Six further workshops were also delivered for visitors at Clumber Park in the run up to the celebration event and included mask making with Stephen Jon, creative writing with Panya Banjoko, and contributing to the finale, decorative silver birch branches with Sandy Bywater and small chimes made with Mark Beeston that were played by members of the audience.
In total 457 people took part in the arts workshops delivered by City Arts as part of this extensive progamme.
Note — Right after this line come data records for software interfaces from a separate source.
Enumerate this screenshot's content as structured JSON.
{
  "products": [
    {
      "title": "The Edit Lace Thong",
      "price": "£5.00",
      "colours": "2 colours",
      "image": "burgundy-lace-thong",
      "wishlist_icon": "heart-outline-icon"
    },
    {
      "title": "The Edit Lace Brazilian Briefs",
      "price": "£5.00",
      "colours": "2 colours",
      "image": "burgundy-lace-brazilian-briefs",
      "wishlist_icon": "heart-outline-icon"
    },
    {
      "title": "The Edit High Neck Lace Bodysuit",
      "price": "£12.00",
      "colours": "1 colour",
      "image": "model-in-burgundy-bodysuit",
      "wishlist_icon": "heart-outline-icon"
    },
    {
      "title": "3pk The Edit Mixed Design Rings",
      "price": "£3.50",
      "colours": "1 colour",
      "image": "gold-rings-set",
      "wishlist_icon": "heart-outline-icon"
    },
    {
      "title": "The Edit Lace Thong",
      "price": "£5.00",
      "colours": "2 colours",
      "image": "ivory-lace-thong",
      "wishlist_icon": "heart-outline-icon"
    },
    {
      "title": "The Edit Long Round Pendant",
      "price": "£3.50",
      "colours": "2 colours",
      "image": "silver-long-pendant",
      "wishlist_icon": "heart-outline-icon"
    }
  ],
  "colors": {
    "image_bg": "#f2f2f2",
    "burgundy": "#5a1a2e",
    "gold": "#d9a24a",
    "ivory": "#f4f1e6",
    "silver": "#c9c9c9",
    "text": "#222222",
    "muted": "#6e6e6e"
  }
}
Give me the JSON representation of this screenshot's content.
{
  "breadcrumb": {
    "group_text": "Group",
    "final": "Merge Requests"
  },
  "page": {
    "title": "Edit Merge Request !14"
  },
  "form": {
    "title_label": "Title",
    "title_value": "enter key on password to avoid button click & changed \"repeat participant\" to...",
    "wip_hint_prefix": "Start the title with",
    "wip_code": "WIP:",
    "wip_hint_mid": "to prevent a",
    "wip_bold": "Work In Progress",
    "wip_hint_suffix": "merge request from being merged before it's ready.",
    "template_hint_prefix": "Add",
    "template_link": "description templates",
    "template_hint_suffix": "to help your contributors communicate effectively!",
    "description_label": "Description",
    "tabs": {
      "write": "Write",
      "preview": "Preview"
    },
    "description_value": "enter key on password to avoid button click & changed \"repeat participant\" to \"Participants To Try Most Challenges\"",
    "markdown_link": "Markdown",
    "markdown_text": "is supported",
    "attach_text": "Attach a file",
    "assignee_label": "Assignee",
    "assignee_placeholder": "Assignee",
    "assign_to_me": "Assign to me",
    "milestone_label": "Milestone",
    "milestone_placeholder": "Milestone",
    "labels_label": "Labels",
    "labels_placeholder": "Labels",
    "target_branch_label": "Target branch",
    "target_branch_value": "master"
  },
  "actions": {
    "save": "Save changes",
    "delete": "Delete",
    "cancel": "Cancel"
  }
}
To mark the end of Paa Joe and Jacob’s residency, a fantastic celebratory event took place on the 1st of June at Clumber Park. The finale saw Paa Joe’s lion coffin processed through Clumber Park in a theatrical recreation of a traditional Ga funeral ceremony. Performers in exotic costumes, poetry readings, large puppets designed by Nottingham’s Trent University students, a stilt walker, fire jugglers, The Scraggies led by Stephen Jon, vibrant dancers led by choreographer Ernest Kwame Obeng and drumming by Sabar Sound System, brought the park to life with colourful and lively African and carnival celebration. The Lion coffin’s final journey ended when it crossed the lake at Clumber Park.
170 tickets were sold in advance of the event with an estimated 300 people attending the finale. A phenomenal 31,443 visited Clumber Park during Paa Joe’s residency and saw him at work in the City Arts Dome.
Throughout the residency award winning filmmaker Ben Wigley from Artdocs captured footage of Paa Joe’s residency and people’s response to him and his work. A film crew was also in place to capture the stunning finale event.
The project was delivered in partnership with Artdocs and the National Trust and a fabulous team of artists and performers, and was funded and supported by Arts Council England, Nottinghamshire County Council and the National Trust.